Web page and app entries
================

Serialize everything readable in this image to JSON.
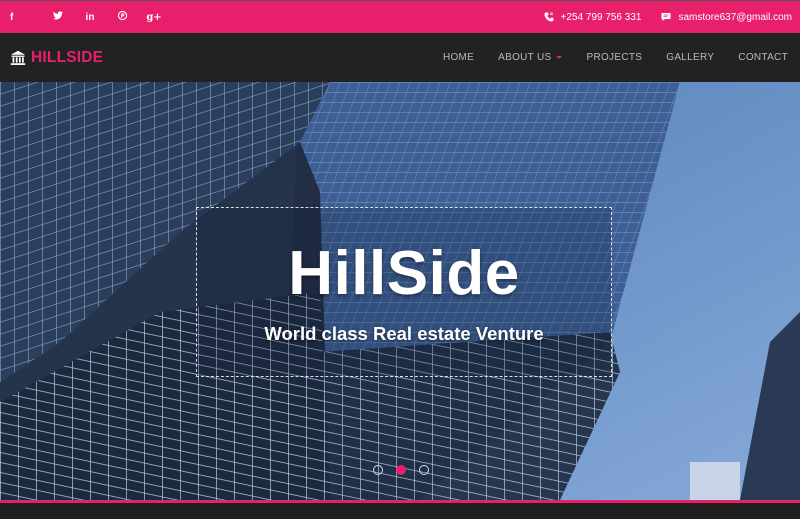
{
  "topbar": {
    "social": [
      {
        "label": "f",
        "icon": "facebook-icon"
      },
      {
        "label": "t",
        "icon": "twitter-icon"
      },
      {
        "label": "in",
        "icon": "linkedin-icon"
      },
      {
        "label": "p",
        "icon": "pinterest-icon"
      },
      {
        "label": "g+",
        "icon": "google-plus-icon"
      }
    ],
    "phone": "+254 799 756 331",
    "email": "samstore637@gmail.com"
  },
  "nav": {
    "brand": "HILLSIDE",
    "items": [
      "HOME",
      "ABOUT US",
      "PROJECTS",
      "GALLERY",
      "CONTACT"
    ]
  },
  "hero": {
    "title": "HillSide",
    "subtitle": "World class Real estate Venture",
    "slides": 3,
    "active_slide": 2
  },
  "colors": {
    "accent": "#e8206c",
    "navbar": "#222222"
  }
}
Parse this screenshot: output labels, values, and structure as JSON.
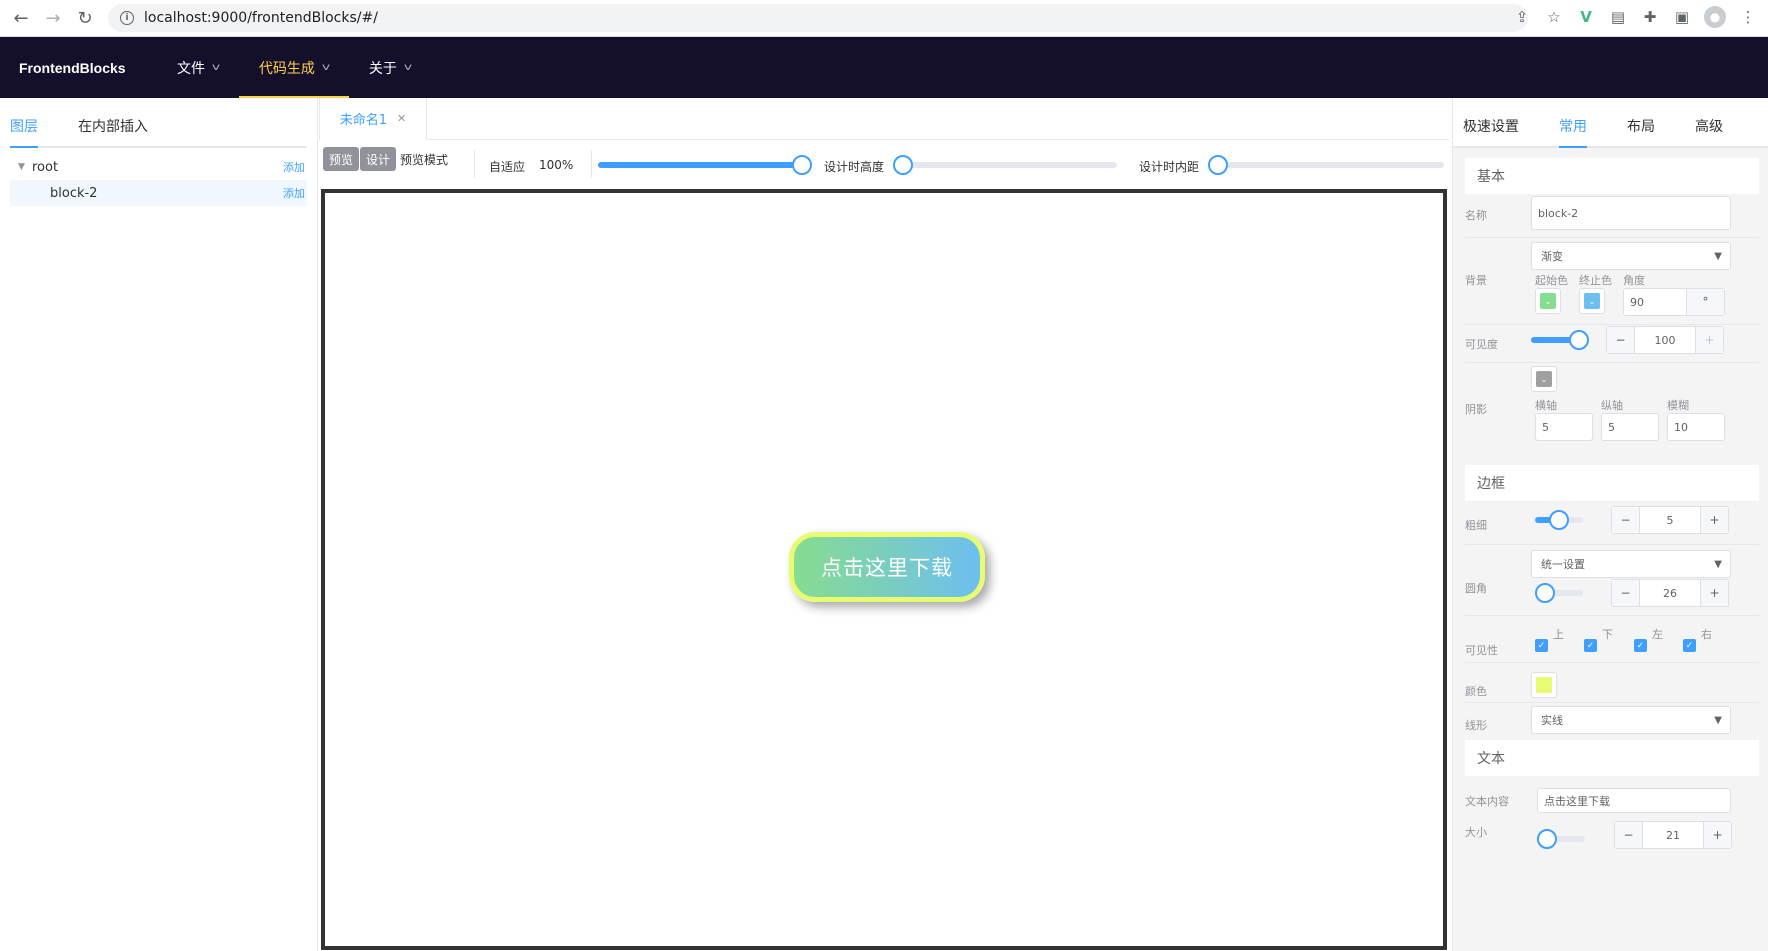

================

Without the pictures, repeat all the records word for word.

Serialize everything readable in this image to JSON.
{
  "topbar": {
    "social": [
      {
        "label": "f",
        "icon": "facebook-icon"
      },
      {
        "label": "t",
        "icon": "twitter-icon"
      },
      {
        "label": "in",
        "icon": "linkedin-icon"
      },
      {
        "label": "p",
        "icon": "pinterest-icon"
      },
      {
        "label": "g+",
        "icon": "google-plus-icon"
      }
    ],
    "phone": "+254 799 756 331",
    "email": "samstore637@gmail.com"
  },
  "nav": {
    "brand": "HILLSIDE",
    "items": [
      "HOME",
      "ABOUT US",
      "PROJECTS",
      "GALLERY",
      "CONTACT"
    ]
  },
  "hero": {
    "title": "HillSide",
    "subtitle": "World class Real estate Venture",
    "slides": 3,
    "active_slide": 2
  },
  "colors": {
    "accent": "#e8206c",
    "navbar": "#222222"
  }
}
Parse this screenshot: output labels, values, and structure as JSON.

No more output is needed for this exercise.